Weaver v. Weaver

Annotate this Case

442 P.2d 928 (1968)

21 Utah 2d 166

Leonora K. WEAVER, Plaintiff and Respondent, v. Robert G. WEAVER, Defendant and Appellant.

No. 11152.

Supreme Court of Utah.

July 9, 1968.

Harold G. Christensen of Worsley, Snow & Christensen, Salt Lake City, for defendant and appellant.

Harley W. Gustin of Gustin & Richards, Salt Lake City, for plaintiff and respondent.

TUCKETT, Justice:

After a trial in the district court plaintiff was awarded a decree of divorce. The decree provided that the property of the parties should be divided equally between them. The defendant does not question the action of the trial court in granting a divorce to the plaintiff, but he is here claiming that the court committed error in dividing the property.

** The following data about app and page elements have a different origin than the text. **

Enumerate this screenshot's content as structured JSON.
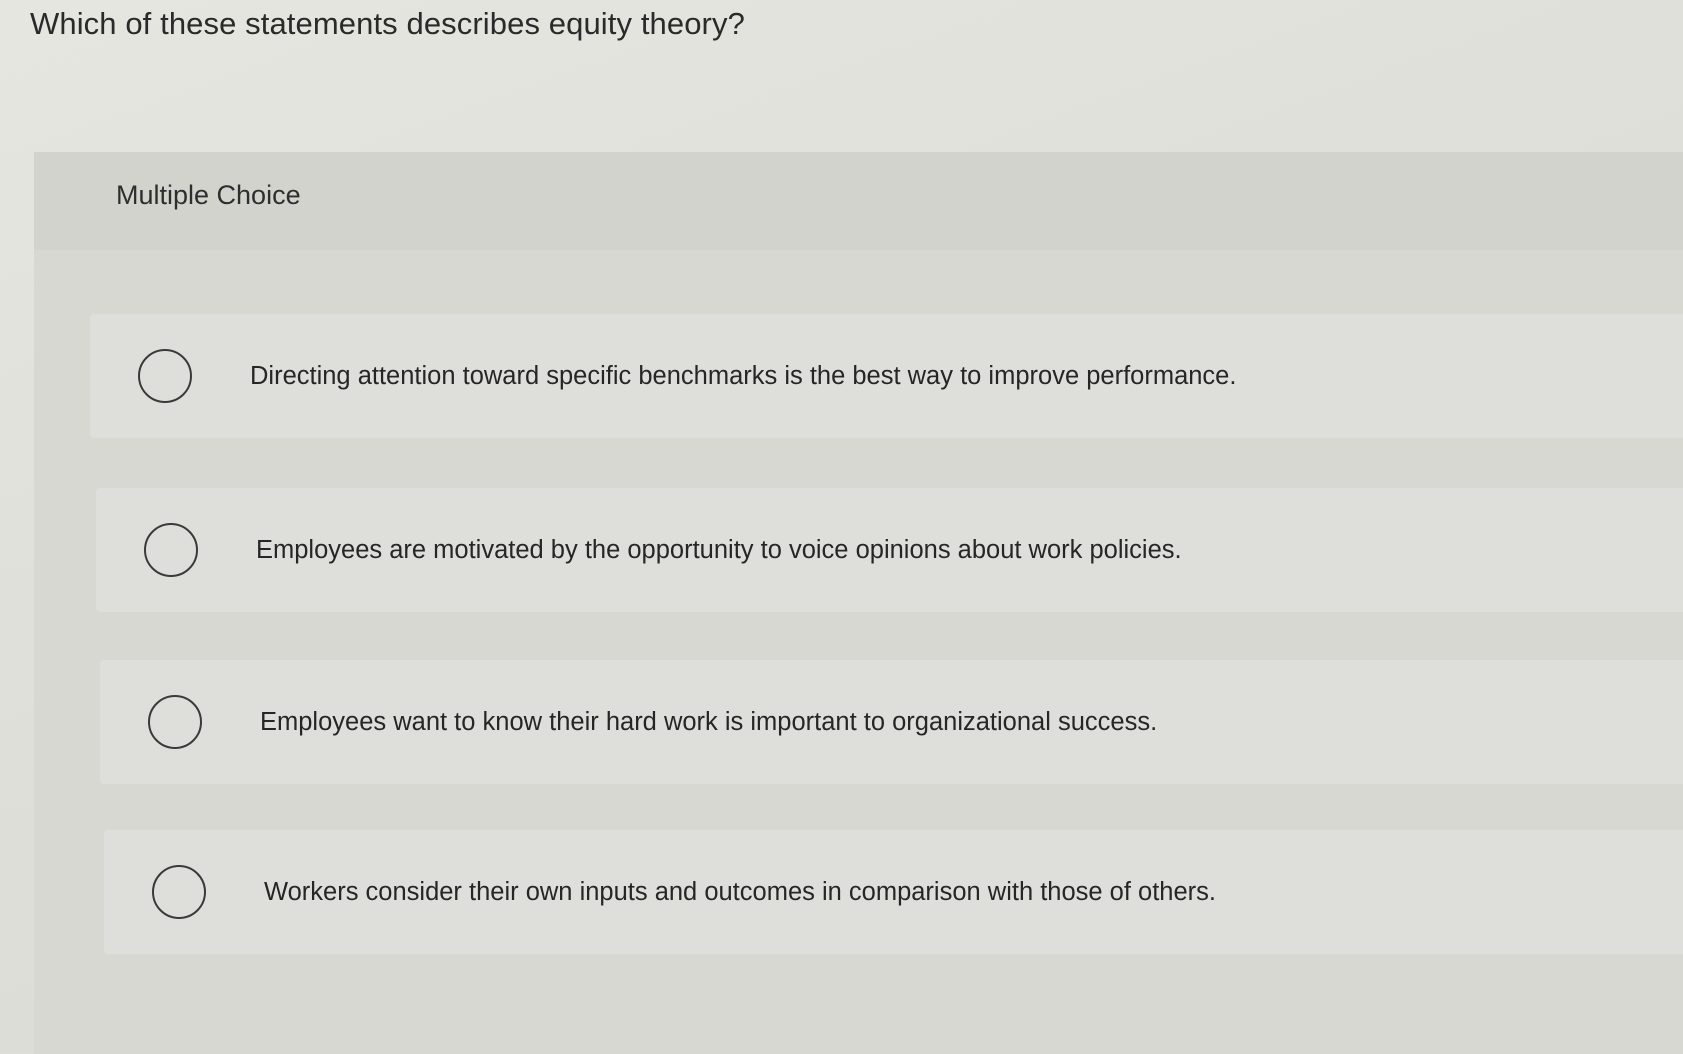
{
  "question": {
    "text": "Which of these statements describes equity theory?"
  },
  "panel": {
    "type_label": "Multiple Choice"
  },
  "options": [
    {
      "text": "Directing attention toward specific benchmarks is the best way to improve performance.",
      "selected": false
    },
    {
      "text": "Employees are motivated by the opportunity to voice opinions about work policies.",
      "selected": false
    },
    {
      "text": "Employees want to know their hard work is important to organizational success.",
      "selected": false
    },
    {
      "text": "Workers consider their own inputs and outcomes in comparison with those of others.",
      "selected": false
    }
  ],
  "colors": {
    "background": "#e2e2dd",
    "panel": "#d8d8d3",
    "option": "#dededa",
    "text": "#2a2a2a"
  }
}
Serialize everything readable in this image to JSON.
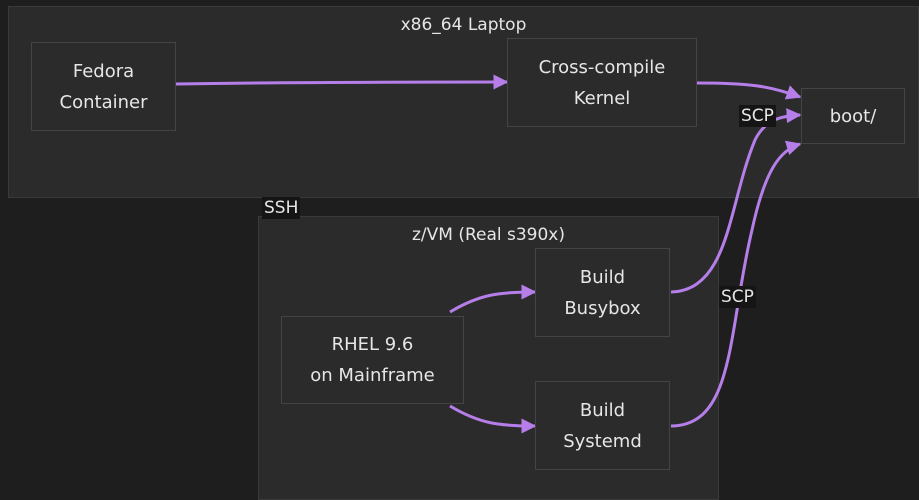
{
  "clusters": {
    "laptop": {
      "title": "x86_64 Laptop"
    },
    "zvm": {
      "title": "z/VM (Real s390x)"
    }
  },
  "nodes": {
    "fedora": {
      "line1": "Fedora",
      "line2": "Container"
    },
    "cross": {
      "line1": "Cross-compile",
      "line2": "Kernel"
    },
    "boot": {
      "label": "boot/"
    },
    "rhel": {
      "line1": "RHEL 9.6",
      "line2": "on Mainframe"
    },
    "busybox": {
      "line1": "Build",
      "line2": "Busybox"
    },
    "systemd": {
      "line1": "Build",
      "line2": "Systemd"
    }
  },
  "edge_labels": {
    "ssh": "SSH",
    "scp_top": "SCP",
    "scp_mid": "SCP"
  },
  "colors": {
    "edge": "#b57ee8",
    "background": "#1e1e1e",
    "cluster_fill": "#2b2b2b"
  }
}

The defendant, who is a physician specializing in the field of urology, had accumulated from his practice and by careful management of assets approximately $250,000. In addition to the foregoing, other assets had been accumulated in the approximate sum of $500,000, which had built up chiefly through the growth in value of shares of stock in the Combined Insurance Company. A considerable portion of the stock had been acquired by the defendant by purchase and gift from his father and *929 sister. The defendant contends that the trial court abused its discretion in awarding one half of the latter assets between him and the plaintiff. It is the defendant's position that the assets which were derived in part from his father and sister should not have been treated by the court as a part of the marital estate.

The record shows that the parties were married at Chicago, Illinois, in 1935, during the time the defendant was interning there. The plaintiff was a registered nurse at the time of the marriage. The plaintiff continued to carry on her work as a nurse until the birth of their first child in 1940, and her earnings were used to defray in part the family expenses. The parties returned to Utah in 1939, and in 1940 they moved to Wayne County where the defendant engaged in the practice of medicine for approximately two years. During the parties' stay in Wayne County the plaintiff assisted Dr. Weaver in his practice. Thereafter the parties moved to San Francisco where Dr. Weaver studied in the field of his specialty. In 1945 the parties returned to Salt Lake City where Dr. Weaver entered upon the practice of his specialty. In 1963, Dr. Weaver joined the faculty of the University of Utah Medical College as an associate professor at a salary of $17,500.

The parties have three children all of whom have reached their majority. In recent years both of the parties have suffered from physical ailments of a serious nature and the record would indicate that the plaintiff is now totally disabled.

The court, after making a division of the property as above set forth did not award to the plaintiff any alimony and directed that each of the parties was to pay his own attorney's fee and costs.

The problem of a division of property between parties to divorce proceedings has been before this court on numerous occasions. Section 30-3-5, U.C.A. 1953, provides that when a decree of divorce is made the court may make such orders in relation to property as may be equitable. The decisions of this court have not announced a fixed rule or formula for the division of property, but the rule announced in practically all of the cases is to the effect that the trial court has wide discretion in these matters, and the judgment of the trial court will not be disturbed unless the record shows that there has been an abuse of discretion on the part of the court.[1] After a careful review of the record in this case we cannot say that the trial court abused this discretion, and we are inclined to the view that the record supports the findings and conclusions of the court below.

The decree of the court is affirmed. No costs awarded.



[1] Anderson v. Anderson, 16 Utah 2d 286, 422 P.2d 192; Sorensen v. Sorensen, 14 Utah 2d 24, 376 P.2d 547.